There are also wraparound LED screens, 3D holograms for apps, entertainment and maps, and a ‘predictive engine’ that learns occupants’ preferences. Spooky.
Like the F 015 concept before it, it’s powered by a fuel-cell electric drivetrain, with the capacity for autonomous driving thanks to a 360-degree camera and various sensors.
There’s a battery on board, together with high-pressure CFRP tanks to store hydrogen, Merc banking on a total driving range of around 609 miles (980km); 118 miles via battery powered driving, 491 through electricity produced in the fuel cell.
At 4.8m long, 2.1m wide and 1.6m high, it’s roughly the size of an E-Class, but taller, wider and boxier. Should anybody actually want to drive in the future, a central seat is released from the couch, while a steering wheel moves from ‘standby’ into the correct position.
That futuristic bodyshell – an update from the F 015 – boasts lots of soft touch finishes, much leather, 26-inch (!) wheels and glass paneling “similar to the glazed cockpit of a powerboat”.
Merc tells us the Vision Tokyo’s front end can display different light functions: play music, for example, and the display will feature an equaliser-style sound pattern.

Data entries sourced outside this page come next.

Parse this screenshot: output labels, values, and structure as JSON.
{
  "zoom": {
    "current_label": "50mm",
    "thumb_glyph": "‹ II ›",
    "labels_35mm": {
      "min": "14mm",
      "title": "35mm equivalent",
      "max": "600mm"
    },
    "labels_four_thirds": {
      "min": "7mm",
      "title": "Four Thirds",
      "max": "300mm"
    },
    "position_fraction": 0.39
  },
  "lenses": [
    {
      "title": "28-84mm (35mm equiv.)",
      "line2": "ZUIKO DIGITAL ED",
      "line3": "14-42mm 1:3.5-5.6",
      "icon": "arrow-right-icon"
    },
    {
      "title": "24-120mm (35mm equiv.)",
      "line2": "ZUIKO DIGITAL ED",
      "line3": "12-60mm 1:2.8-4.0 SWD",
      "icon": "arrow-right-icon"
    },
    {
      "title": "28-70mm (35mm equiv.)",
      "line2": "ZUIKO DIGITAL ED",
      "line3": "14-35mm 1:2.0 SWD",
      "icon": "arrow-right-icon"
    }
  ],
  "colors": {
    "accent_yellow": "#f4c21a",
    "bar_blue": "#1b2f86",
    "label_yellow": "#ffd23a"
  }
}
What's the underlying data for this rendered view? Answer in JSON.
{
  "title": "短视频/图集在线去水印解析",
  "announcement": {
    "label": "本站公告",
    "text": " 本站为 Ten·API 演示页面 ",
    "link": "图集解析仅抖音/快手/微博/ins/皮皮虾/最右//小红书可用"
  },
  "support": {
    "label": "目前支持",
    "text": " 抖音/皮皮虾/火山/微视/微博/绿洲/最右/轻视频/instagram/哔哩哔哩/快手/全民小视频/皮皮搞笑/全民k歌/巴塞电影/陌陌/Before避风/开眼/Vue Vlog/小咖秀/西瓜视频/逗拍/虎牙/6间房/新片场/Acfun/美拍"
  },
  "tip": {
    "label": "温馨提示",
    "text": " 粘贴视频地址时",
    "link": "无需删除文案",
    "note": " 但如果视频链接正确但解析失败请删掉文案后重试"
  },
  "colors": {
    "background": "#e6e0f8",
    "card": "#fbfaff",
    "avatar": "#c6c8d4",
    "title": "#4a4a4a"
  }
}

Swing around the back, and the rear window gets a ring of LED cubes, which can again function as that sound pattern, or indeed, indicators.
“The Mercedes-Benz Vision Tokyo embodies the concept of an automotive lounge for a future generation of megacities,” explains Merc’s design boss Gorden Wagener.
Have a look through the pics and tell us what you think: excited by the prospect of self-driving Merc lounges?